#IWSG - My Fictionalized Nonfiction

October already and time for another edition of the Insecure Writer's Support Group!

The group's purpose is to share and encourage. Writers can express doubts and concerns without fear of appearing foolish or weak. Those who have been through the fire can offer assistance and guidance. It’s a safe haven for insecure writers of all kinds! Sign up for #IWSG here.

October 4 Question - Have you ever slipped any of your personal information into your characters, either by accident or on purpose?

Well... yes. Yes, I have.

My novel, No Room for Hondo, centers around a new mother's struggles with newly diagnosed bipolar disorder in the weeks immediately following the birth of her daughter. This story was inspired by my own experience with mental illness, treatment, and the years of shame, guilt and self doubt that followed. In many ways, the book was my attempt at pushing my story onto a fictional character.

This picture was taken as I put my daughter to bed on our first Mother's Day.
The next day was the beginning of a mental health crisis that was not fully resolved
for years. 

It took a long time for me to gather the courage to write my story in any form. It seems I'm not alone in wanting to keep my mental illness a secret. A new study in the Maternal and Child Health Journal finds that "1 in 5 women with postpartum mental health disorders 'keep quiet.'" As in, women won't even disclose issues to their care providers.
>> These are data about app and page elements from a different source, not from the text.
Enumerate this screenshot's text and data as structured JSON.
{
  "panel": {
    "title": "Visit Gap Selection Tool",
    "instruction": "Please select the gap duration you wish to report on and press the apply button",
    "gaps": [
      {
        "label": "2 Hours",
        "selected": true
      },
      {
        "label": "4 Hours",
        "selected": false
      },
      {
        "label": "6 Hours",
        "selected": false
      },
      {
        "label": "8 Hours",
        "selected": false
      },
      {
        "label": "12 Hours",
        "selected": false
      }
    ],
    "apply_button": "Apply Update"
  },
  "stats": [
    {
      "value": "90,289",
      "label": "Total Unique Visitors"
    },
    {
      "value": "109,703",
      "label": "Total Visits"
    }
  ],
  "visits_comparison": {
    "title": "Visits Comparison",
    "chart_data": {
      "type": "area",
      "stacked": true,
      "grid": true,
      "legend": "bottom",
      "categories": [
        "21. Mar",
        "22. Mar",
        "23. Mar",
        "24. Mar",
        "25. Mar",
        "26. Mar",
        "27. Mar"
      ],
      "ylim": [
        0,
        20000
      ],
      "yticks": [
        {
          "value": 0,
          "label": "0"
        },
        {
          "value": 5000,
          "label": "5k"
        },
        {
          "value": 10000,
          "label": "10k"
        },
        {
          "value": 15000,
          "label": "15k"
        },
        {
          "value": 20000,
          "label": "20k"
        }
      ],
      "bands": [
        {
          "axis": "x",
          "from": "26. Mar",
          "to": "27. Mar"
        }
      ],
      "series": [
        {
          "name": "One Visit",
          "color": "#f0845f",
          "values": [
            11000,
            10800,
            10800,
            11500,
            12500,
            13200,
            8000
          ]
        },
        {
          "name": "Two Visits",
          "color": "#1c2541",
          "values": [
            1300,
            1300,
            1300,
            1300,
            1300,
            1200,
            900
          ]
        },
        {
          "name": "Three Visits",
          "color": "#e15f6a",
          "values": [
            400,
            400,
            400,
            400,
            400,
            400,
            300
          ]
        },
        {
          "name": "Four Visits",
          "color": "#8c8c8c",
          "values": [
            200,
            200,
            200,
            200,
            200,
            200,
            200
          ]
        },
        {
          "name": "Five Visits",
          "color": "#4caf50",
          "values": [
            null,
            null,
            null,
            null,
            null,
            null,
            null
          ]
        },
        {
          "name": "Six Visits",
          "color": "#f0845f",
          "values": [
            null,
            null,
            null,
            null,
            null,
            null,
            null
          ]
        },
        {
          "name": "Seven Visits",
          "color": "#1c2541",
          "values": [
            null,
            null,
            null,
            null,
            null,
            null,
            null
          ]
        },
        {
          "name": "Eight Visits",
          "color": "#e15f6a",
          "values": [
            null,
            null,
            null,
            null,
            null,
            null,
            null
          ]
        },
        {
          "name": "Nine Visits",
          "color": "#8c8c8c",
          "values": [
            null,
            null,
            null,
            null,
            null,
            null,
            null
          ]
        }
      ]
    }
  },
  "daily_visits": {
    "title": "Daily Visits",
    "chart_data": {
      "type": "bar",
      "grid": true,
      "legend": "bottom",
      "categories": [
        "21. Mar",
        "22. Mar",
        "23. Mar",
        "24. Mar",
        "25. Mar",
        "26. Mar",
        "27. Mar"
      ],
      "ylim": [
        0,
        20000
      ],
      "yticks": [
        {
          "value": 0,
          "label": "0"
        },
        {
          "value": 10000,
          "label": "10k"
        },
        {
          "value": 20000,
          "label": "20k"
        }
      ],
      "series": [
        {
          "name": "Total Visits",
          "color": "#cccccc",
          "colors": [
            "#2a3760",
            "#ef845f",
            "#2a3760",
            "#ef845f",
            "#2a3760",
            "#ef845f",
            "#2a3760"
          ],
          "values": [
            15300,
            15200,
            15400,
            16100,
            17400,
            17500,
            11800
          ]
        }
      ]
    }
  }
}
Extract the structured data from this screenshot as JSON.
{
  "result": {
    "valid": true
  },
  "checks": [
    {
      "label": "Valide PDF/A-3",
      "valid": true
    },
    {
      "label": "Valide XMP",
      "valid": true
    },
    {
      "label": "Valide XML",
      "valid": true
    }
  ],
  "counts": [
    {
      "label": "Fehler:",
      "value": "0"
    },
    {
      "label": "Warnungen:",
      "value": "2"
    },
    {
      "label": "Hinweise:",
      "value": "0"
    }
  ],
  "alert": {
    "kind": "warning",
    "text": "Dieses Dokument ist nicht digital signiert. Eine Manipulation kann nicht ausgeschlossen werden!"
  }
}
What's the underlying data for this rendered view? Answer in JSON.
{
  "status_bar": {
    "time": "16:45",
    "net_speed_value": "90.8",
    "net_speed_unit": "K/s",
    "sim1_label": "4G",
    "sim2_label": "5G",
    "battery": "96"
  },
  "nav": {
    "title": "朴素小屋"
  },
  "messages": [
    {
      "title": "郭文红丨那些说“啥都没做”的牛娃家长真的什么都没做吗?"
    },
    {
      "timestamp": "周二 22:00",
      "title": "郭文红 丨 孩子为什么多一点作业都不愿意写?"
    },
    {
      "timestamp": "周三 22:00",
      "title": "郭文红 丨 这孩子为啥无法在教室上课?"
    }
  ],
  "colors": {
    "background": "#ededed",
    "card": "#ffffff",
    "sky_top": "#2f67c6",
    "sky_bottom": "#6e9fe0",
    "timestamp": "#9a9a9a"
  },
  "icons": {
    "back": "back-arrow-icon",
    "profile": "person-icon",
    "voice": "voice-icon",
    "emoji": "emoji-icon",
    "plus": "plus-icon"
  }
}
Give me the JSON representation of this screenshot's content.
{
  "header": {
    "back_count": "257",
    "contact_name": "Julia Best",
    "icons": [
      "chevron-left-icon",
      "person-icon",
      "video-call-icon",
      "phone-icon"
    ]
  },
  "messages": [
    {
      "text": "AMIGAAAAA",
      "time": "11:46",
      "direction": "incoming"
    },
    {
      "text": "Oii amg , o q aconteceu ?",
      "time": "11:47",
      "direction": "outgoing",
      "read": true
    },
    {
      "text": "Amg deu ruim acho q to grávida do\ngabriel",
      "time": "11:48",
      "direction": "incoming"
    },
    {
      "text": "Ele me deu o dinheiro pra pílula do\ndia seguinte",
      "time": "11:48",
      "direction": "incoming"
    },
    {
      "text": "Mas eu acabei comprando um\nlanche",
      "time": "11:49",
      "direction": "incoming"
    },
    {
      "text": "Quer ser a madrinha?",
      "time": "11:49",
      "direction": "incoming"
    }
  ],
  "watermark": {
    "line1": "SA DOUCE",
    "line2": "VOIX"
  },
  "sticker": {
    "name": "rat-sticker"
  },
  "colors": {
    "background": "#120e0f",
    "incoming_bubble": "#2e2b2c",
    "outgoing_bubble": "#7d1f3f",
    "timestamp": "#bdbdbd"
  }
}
It's long past time to end the stigma surrounding mental illness. If you're experiencing changes in mood, thoughts of suicide, thoughts of harming your baby or excessive worry, these are symptoms you should talk to your doctor or OB/GYN about. If you are not sleeping, talk to your doctor. Additional information about signs and symptoms of postpartum mental health disorders can be found here.

Looking back on the time after my daughter was born, I can see that I put just about all of my effort and planning into the birth. There was very little thought about what would happen "after" beyond a very inflexible plan to breastfeed and a few leftover meals in the freezer. My parents and mother-in-law lived an hour away. I had no work or church community. Visits from friends and extended family required me to entertain rather than relax. I never slept for more than two hours at a time and eventually I reached a point where I couldn't sleep at all.

The birth plan is a well publicized necessity for the expectant mother. In my case, and for the 1 in 5 women that experience postpartum mental illness, a postpartum support plan is needed. The state of Virginia has created just such a postpartum support plan to help pregnant women work through the scheduling of helpers, advance meal prep, and strategies for parental sleep that help prevent postpartum mood disorders. If these disorders cannot be prevented, which I believe was the case in my life, a solid support plan would aide in early diagnosis and treatment. It helps the family achieve "normal."

I hope that my story will help other mothers honestly address difficulties they face in those first weeks. And as far as that IWSG question goes, it's doubtful I'll ever be able to get myself out of my writing. My current work in progress is a compilation of stories about our family's experience with hearing loss. I'm in that one too.